Saturday, September 22, 2007

A Salute to Captain Video

There's a crucial part of the music video industry called video promotion. In the early days of Wavelength, a 3/4 video delivered in the mail would be followed up with a call from a video promoter asking when you were going to play it. If you decided to add the video to your playlist, you could expect additional calls, which usually led to a sense of familiarity and kinship. Some of these people worked at record labels, but many of them were independent contractors, slinging Nas one week and Home Team the next.

Mark Weinstein was one of these independent promoters. He ran a company called RNR Freelance, which at one time was one of the largest of its kind. He and his staff were experienced and knowledgeable about the music and artists they hocked, two qualities that were undervalued at similar outfits. At least three of his employees had done time in established rock bands and Mark had been involved in hip-hop video since the days of UTFO. He was a staunch advocate for local and regional video shows, fighting for us in places we couldn't get to. He also wrote for The Source, back when it was readable, under the name "Captain Video." He was one of the music men.

The word "promoter" has some negative connotations. I have certainly encountered a few who were ethicly-challenged. Let's keep it real, Don King is a promoter. I didn't know Mark well enough to vouch for his moral upstanding, but do remember that if someone at his company promised something, they tried to make it happen. Concert tickets, vinyl, t-shirts, advertising, interviews or whatever else I badgered them for, I usually got it. Except for that "Warm It Up," twelve inch by Kriss Kross. But I've forgot all about that, really.

I got a call from one of Mark's former employees this week, telling me that Mark died on Monday. The circumstances regarding his death are unclear and rumors are circulating, as they often do in these situations.

Industry folk in New York will gather next week to remember Mark Weinstein, a true music man who earned his rank.

Monday, September 10, 2007

Wrath of the Damaja

Artie Jefferson, the owner of the record store where this interview with Jeru the Damaja took place, was known to share his theories about artist development. I recall he and I discussing some of the thematic elements of "The Sun Rises In The East," and he said something I never forgot.

"You've got you're whole life to make that first album," he said, and then explained that coming up with another one within a shorter time frame was a challenge some new artists weren't up to.

I can't say whether Jeru's second record was rushed, but it didn't have the impact of his debut. Soon afterwards, he fell out with the Gangstarr foundation, which left him without the signature sound of DJ Premier and a association with recognized movement that's a prerequisite for rappers today.

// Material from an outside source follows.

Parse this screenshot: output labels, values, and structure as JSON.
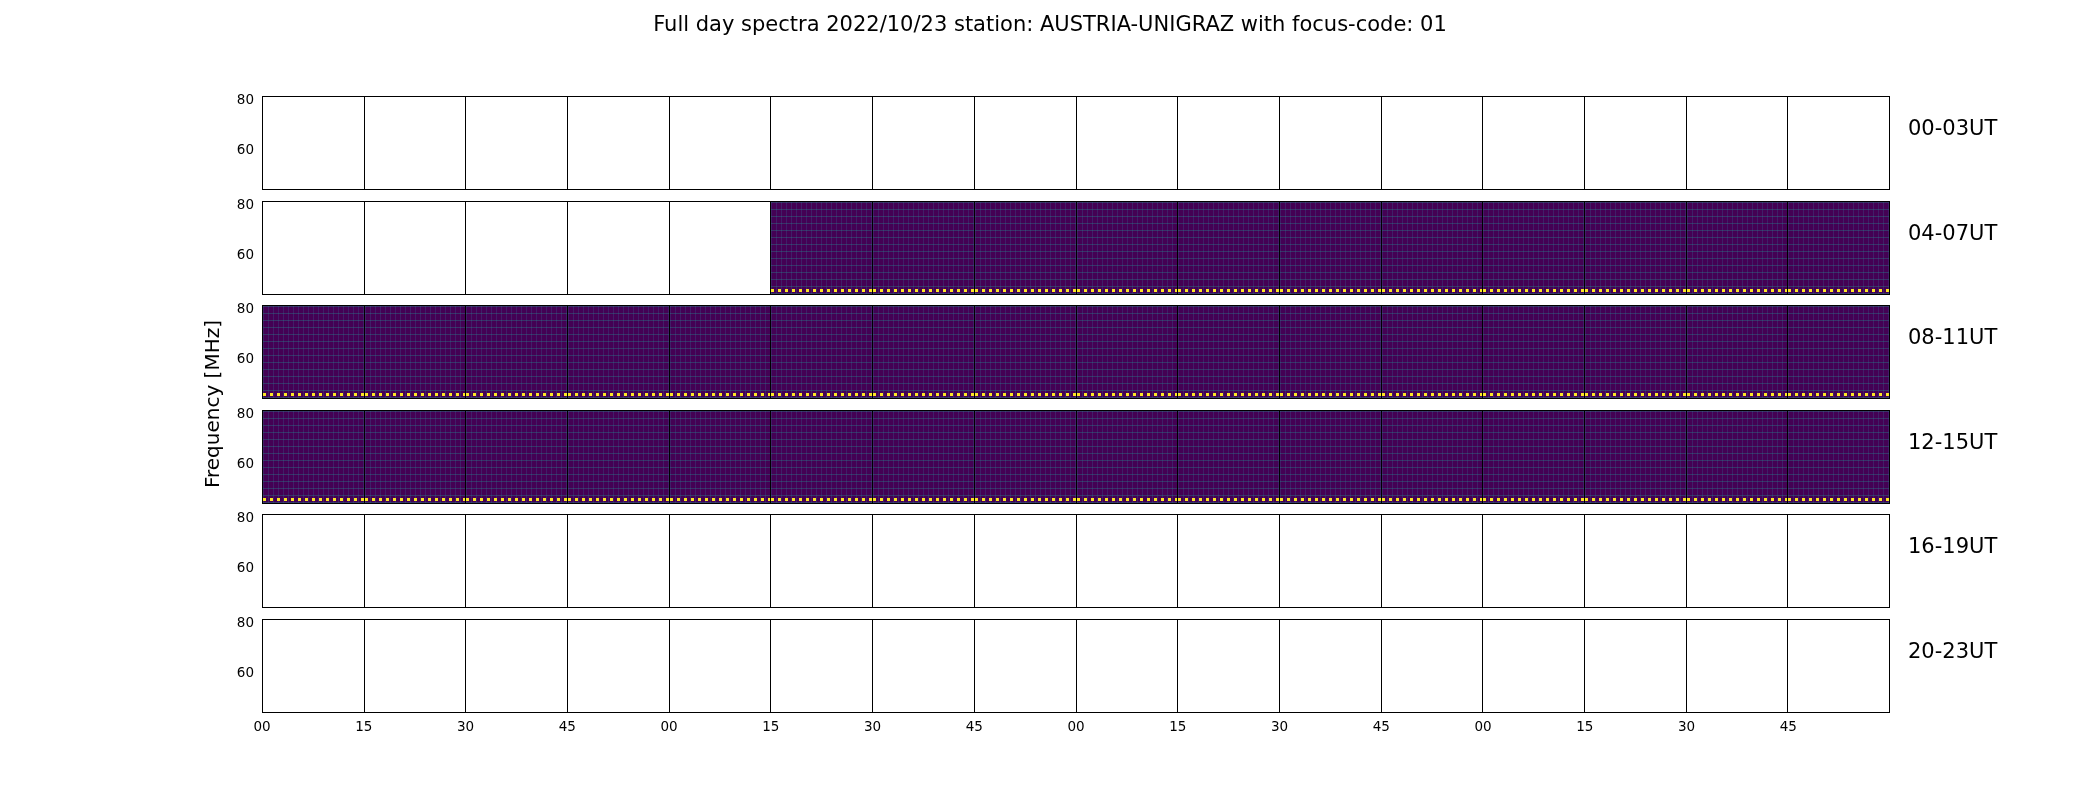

On his second record, Jeru had the audacity to confront the forces that threatened the artistic integrity of the music he loved, while other rappers were either complicit with their silence or going with the flow. Jeru continues to fight the good fight on independent releases, but the damage is done.